This year we will not be having a Day on the Hill at the Nashville capitol due to COVID-19 but, we will be having a virtual Week on the Hill. The advocacy committee will be working to come up with a virtual way where we will meet with legislators through zoom meetings during the week. Being virtual we will be able to have members from all over the state to join us!! We will have training through HFA on March 8th. Please be sure to check your email or our website at for more information and to register for this event.
We would also like for you to send in photos wearing red ties to show your support for Bleeding Disorder Awareness Month for March. If you have a story you would like to share we are also accepting 2 to 3 minutes videos telling about your bleeding disorder, please let Robby Bond know. We will be putting together a short video to send out to the legislators to review before our Week on the Hill. Please send these pictures and videos to
National Hemophilia Foundation
NHF’s Washington Days is an opportunity for people affected by bleeding disorders to advocate for issues that are important to them. In 2020, Washington Days had more than 450 volunteer advocates from 45 states that met with legislators and staff to discuss federal funding for bleeding disorder programs and access to skilled nursing facilities (SNFs). The issues and priorities for 2021 Washington Days will be announced later this year.
Please note that Washington Days 2021 will be a virtual experience.

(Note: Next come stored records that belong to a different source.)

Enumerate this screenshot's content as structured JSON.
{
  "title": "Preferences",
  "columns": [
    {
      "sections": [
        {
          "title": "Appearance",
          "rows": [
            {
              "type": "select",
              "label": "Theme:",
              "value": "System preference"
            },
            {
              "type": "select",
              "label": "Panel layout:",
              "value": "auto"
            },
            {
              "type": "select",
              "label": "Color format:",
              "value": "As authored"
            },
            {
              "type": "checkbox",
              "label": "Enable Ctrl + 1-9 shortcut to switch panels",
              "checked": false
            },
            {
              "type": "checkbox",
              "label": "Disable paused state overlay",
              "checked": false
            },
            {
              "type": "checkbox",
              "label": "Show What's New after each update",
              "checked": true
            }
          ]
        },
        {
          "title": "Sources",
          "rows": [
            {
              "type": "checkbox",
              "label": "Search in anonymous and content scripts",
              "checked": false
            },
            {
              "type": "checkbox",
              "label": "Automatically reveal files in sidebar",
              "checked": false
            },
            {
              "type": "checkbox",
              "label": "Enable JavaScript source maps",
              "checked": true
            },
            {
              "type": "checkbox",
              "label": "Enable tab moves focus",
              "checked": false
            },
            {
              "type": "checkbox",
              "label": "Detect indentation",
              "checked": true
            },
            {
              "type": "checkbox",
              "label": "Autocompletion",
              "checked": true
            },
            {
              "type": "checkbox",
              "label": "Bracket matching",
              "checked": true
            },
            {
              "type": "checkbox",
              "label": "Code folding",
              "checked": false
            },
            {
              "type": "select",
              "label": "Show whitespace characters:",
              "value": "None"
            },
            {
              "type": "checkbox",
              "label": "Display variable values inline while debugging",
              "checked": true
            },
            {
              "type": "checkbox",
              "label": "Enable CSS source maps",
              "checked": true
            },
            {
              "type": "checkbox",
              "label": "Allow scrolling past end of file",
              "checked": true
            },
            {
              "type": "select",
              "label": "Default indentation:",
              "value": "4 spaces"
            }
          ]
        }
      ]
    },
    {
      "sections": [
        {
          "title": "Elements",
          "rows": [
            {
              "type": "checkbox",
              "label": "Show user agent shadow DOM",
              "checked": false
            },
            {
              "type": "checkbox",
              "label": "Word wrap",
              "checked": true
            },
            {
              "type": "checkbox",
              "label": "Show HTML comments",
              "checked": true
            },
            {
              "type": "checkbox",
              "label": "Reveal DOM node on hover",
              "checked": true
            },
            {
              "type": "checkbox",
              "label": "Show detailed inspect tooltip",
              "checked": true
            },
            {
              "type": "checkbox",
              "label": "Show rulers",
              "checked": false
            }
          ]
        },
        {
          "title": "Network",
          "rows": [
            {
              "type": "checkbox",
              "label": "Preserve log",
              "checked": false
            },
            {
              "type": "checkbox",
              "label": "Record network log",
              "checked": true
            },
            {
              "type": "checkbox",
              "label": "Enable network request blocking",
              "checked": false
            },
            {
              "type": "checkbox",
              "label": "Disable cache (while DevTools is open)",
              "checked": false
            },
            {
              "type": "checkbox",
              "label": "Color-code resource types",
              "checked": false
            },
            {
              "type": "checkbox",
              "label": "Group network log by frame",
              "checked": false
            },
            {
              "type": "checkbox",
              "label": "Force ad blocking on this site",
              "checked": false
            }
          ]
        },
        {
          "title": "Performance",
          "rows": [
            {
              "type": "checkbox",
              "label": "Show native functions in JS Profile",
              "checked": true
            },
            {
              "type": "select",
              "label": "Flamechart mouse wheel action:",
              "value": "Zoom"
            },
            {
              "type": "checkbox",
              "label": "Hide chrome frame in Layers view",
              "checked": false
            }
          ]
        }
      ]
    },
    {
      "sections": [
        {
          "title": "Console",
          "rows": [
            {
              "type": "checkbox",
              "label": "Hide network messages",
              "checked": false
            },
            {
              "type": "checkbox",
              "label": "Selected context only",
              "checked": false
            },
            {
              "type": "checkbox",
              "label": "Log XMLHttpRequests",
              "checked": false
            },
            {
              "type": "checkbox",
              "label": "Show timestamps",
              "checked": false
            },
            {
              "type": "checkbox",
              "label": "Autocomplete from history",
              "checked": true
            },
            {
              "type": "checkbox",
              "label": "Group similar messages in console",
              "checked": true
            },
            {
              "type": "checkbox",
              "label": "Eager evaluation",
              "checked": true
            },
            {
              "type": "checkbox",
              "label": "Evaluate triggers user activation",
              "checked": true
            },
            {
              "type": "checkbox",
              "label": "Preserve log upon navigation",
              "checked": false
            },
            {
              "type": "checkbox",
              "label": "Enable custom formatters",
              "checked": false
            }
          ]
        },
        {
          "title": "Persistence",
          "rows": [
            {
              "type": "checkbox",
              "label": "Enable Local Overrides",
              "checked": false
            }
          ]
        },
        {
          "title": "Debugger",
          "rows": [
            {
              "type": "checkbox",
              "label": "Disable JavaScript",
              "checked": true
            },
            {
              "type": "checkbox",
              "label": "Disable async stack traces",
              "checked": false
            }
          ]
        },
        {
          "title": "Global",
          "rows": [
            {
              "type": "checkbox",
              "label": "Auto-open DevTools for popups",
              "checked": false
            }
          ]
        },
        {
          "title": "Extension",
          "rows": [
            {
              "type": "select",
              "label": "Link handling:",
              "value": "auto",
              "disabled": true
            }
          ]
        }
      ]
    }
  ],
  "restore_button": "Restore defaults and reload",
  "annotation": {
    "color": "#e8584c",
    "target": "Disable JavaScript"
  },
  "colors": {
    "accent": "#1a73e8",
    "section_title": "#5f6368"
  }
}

Washington Days programming will take place during the dates of March 1-5. More programming details will be announced soon.
Preparatory webinars were hosted for the 2020 event. Similar webinars will be planned for February 2021.
A final agenda for the 2021 events will be released closer to the conference.
Urgent Action Needed
The Federal Centers for Medicaid and Medicare Services (CMS) have approved Tennessee's proposal to convert TennCare funding to a block grant.
This proposal is nothing but a risky experiment that fails to protect the needs of Tennessee's residents. One in 5 Tennesseans rely on TennCare for healthcare during the COVID pandemic, including our most vulnerable children and elderly nursing home residents. Block grants were a bad idea to begin with, and they are a worse idea now.
The block grant must still receive final approval from state lawmakers before it can be implemented. Governor Lee intends to present a joint resolution on the plan for the General Assembly's consideration this week.
Please send an email to Governor Lee and your State legislator to urge them to reject Block Grants.